Bush on Monday hinted he might choose a woman or minority member. But some outside advisers were intrigued by another part of Bush's reply. The president said he had interviewed and considered people from "all walks of life."The old Cheney maneuver!
That raised speculation that Bush was actively considering people who were not on the bench -- such as Miers....
"It could be someone outside of the legal judicial field like a Larry Thompson, or it could be a senator," said Jay Sekulow, chief counsel for the American Center for Law and Justice, a public interest legal group founded by religious broadcaster Pat Robertson.
Sekulow said he's heard Miers' name mentioned "fairly significantly" during the past two days. She doesn't have judicial experience, but she's a "well-respected lawyer-- someone the president trusts."
"I think Harriet could certainly be in the mix," he said....
Miers is leading the White House effort to help Bush choose nominees to the Supreme Court so naming her would follow a move Bush made in 2000 when he tapped the man leading his search committee for a running mate -- Dick Cheney.

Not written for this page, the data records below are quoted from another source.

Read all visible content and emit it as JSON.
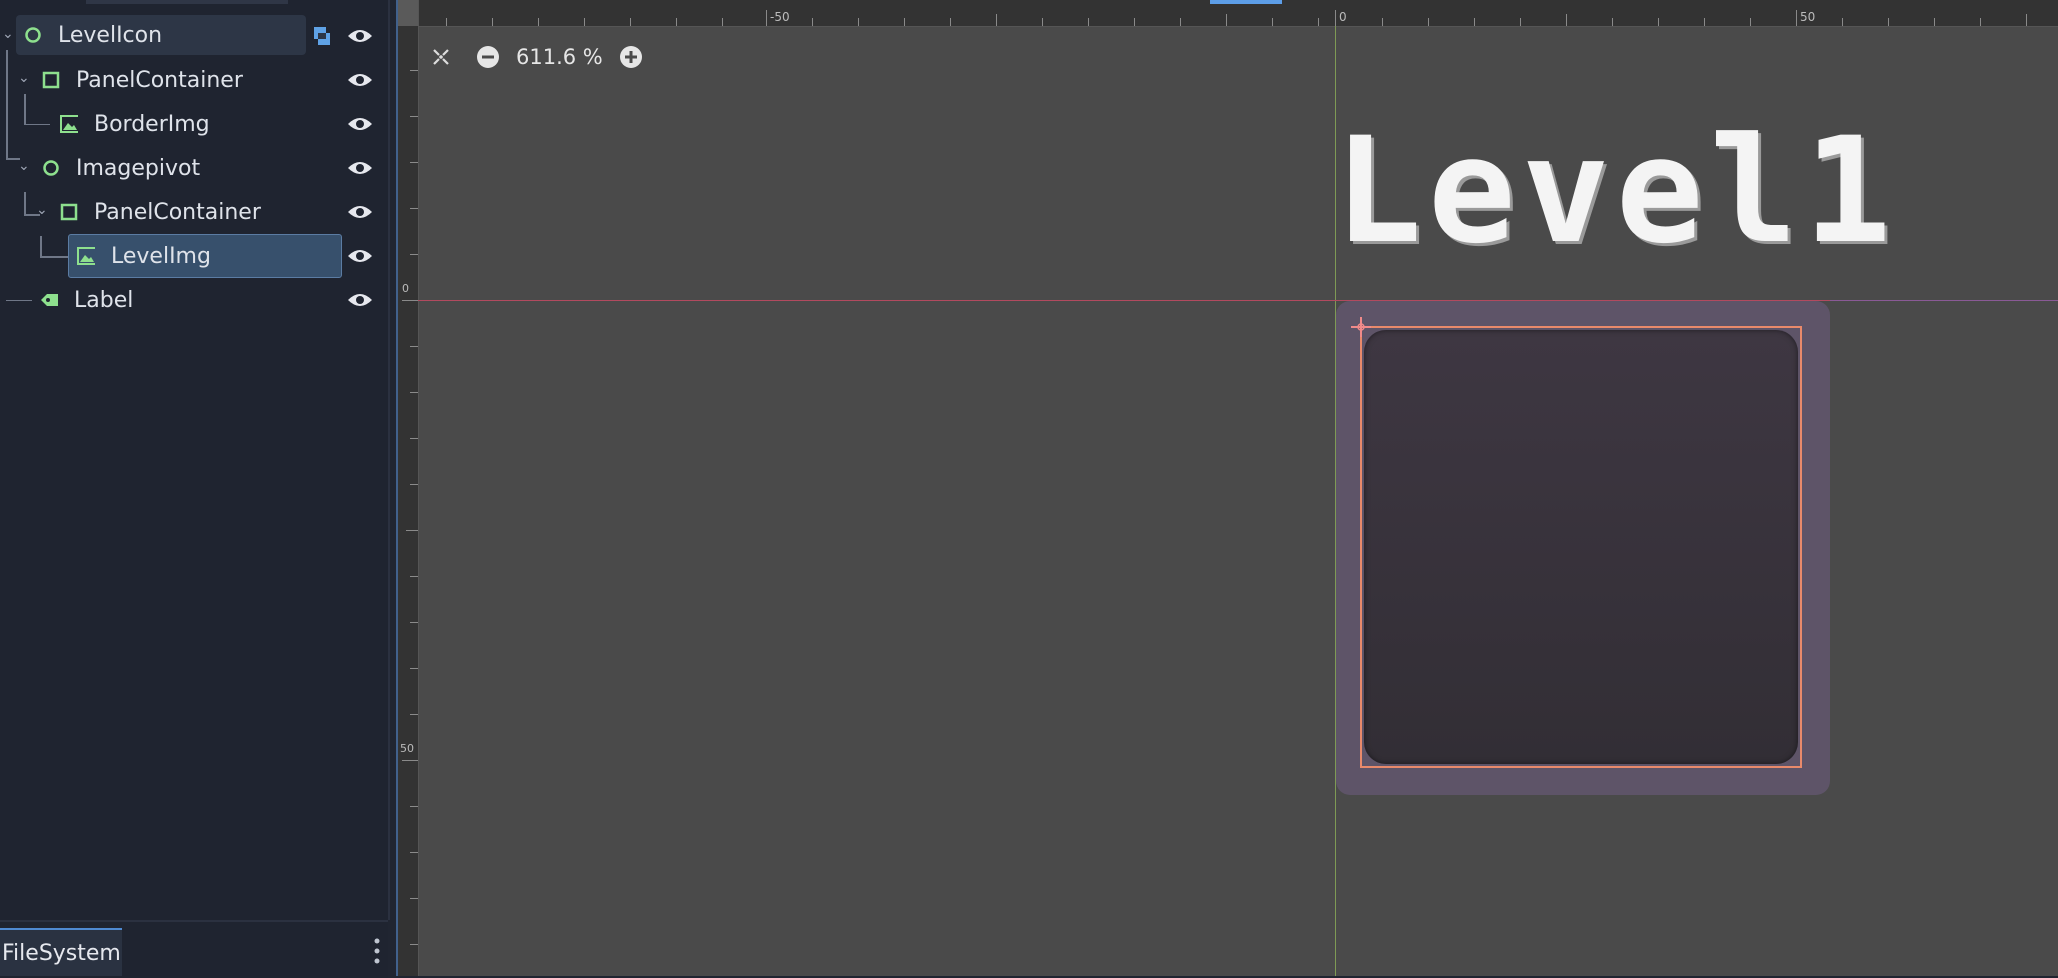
{
  "scene_tree": {
    "nodes": [
      {
        "label": "LevelIcon",
        "type": "node2d",
        "icon": "node2d-circle-icon"
      },
      {
        "label": "PanelContainer",
        "type": "container",
        "icon": "container-square-icon"
      },
      {
        "label": "BorderImg",
        "type": "texture-rect",
        "icon": "image-icon"
      },
      {
        "label": "Imagepivot",
        "type": "node2d",
        "icon": "node2d-circle-icon"
      },
      {
        "label": "PanelContainer",
        "type": "container",
        "icon": "container-square-icon"
      },
      {
        "label": "LevelImg",
        "type": "texture-rect",
        "icon": "image-icon"
      },
      {
        "label": "Label",
        "type": "label",
        "icon": "label-tag-icon"
      }
    ],
    "selected": "LevelImg",
    "accent_color": "#8ee08e"
  },
  "bottom_dock": {
    "tab_label": "FileSystem"
  },
  "viewport": {
    "zoom_text": "611.6 %",
    "ruler_labels": {
      "h_neg50": "-50",
      "h_zero": "0",
      "h_pos50": "50",
      "v_zero": "0",
      "v_pos50": "50"
    },
    "canvas_text": "Level1",
    "colors": {
      "background": "#4a4a4a",
      "x_axis": "#b24a5f",
      "y_axis": "#7f9a55",
      "selection_outline": "#e98a6b",
      "border_panel": "#5e5468"
    }
  }
}
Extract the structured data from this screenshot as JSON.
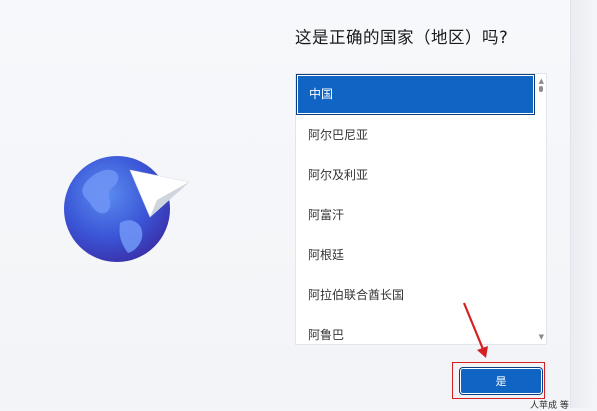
{
  "page": {
    "title": "这是正确的国家（地区）吗?"
  },
  "region_list": {
    "items": [
      "中国",
      "阿尔巴尼亚",
      "阿尔及利亚",
      "阿富汗",
      "阿根廷",
      "阿拉伯联合酋长国",
      "阿鲁巴"
    ],
    "selected_index": 0,
    "selected_value": "中国"
  },
  "actions": {
    "yes_label": "是"
  },
  "corner_text": "人苹成 等",
  "icons": {
    "illustration": "globe-with-paper-plane-icon",
    "scroll_up": "chevron-up-icon",
    "scroll_down": "chevron-down-icon",
    "annotation": "red-arrow-icon"
  },
  "colors": {
    "accent": "#1064c4",
    "annotation": "#d42020"
  }
}
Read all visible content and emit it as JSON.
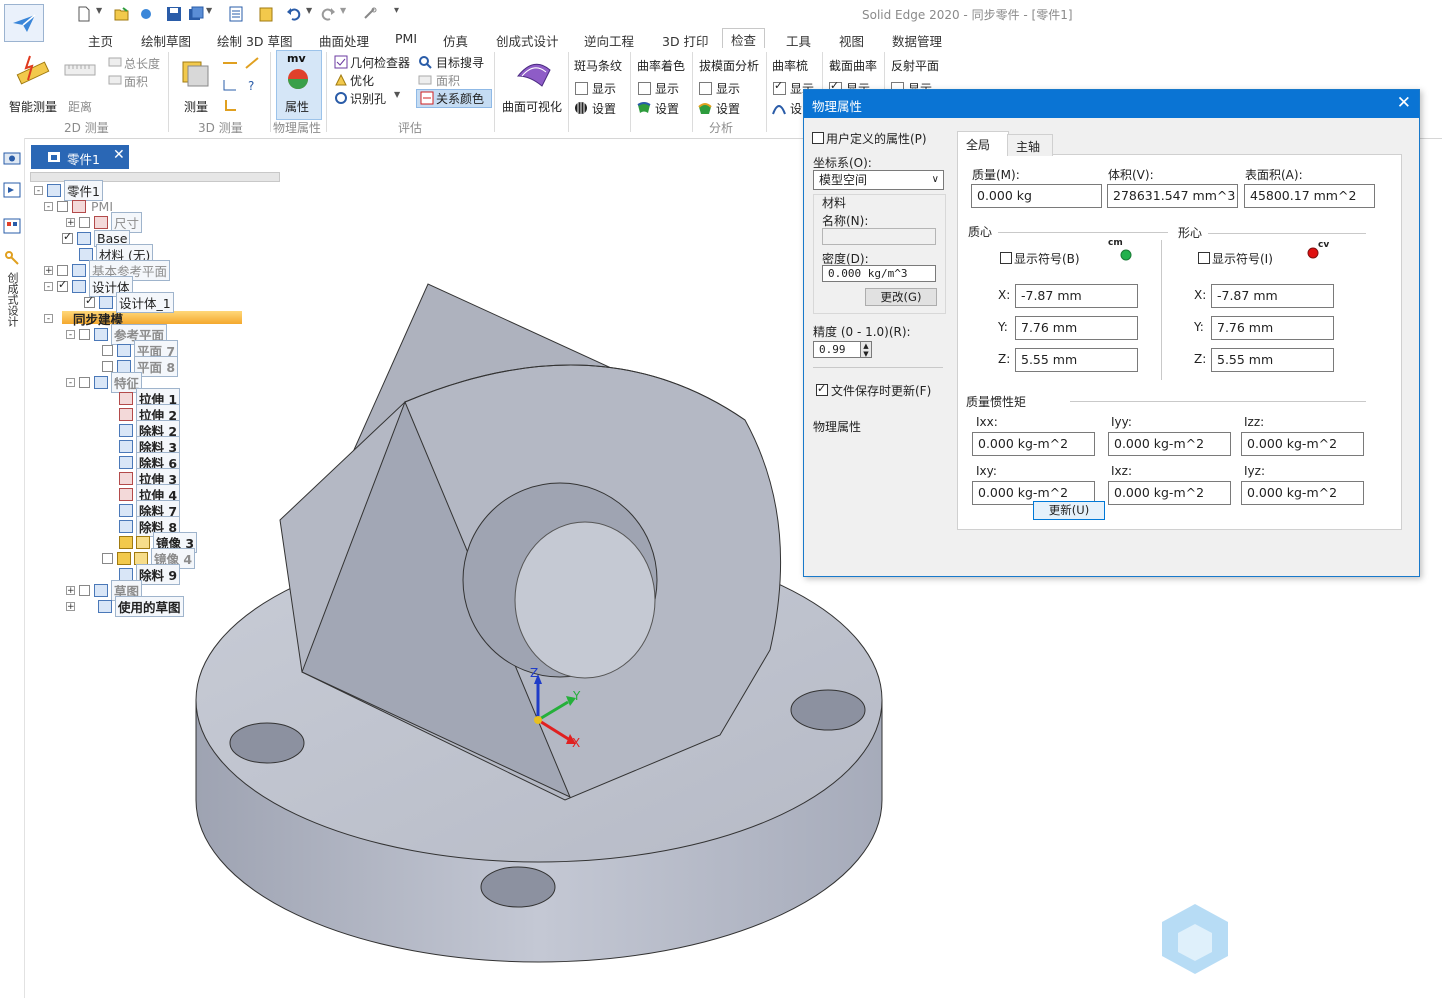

Here's the White House press release from when she was elevated to the position vacated by Alberto Gonzales:
"Harriet Miers is a trusted adviser, on whom I have long relied for straightforward advice. Harriet has the keen judgment and discerning intellect necessary to be an outstanding Counsel. She is a talented lawyer whose great integrity, legal scholarship, and grace have long marked her as one of America's finest lawyers. I have deep respect for Harriet and look forward to her continued counsel in this new role," stated President Bush.Interesting!
Ms. Miers currently serves as Assistant to the President and Deputy Chief of Staff. Most recently, she served as Assistant to the President and Staff Secretary. Prior to joining the White House staff, Ms. Miers was Co-Managing Partner at Locke Liddell & Sapp, LLP, where she helped manage an over 400-lawyer firm. Previously, she was President of Locke, Purnell, Rain & Harrell, where she worked for 26 years. In 1992, Ms. Miers became the first woman elected Texas State Bar President following her selection in 1985 as the first woman to become President of the Dallas Bar Association. She also served as a Member-At-Large on the Dallas City Council. Ms. Miers received her bachelor's degree and J.D. from Southern Methodist University.
UPDATE: For many more posts about Harriet Miers, go to the October 3 posts on blog.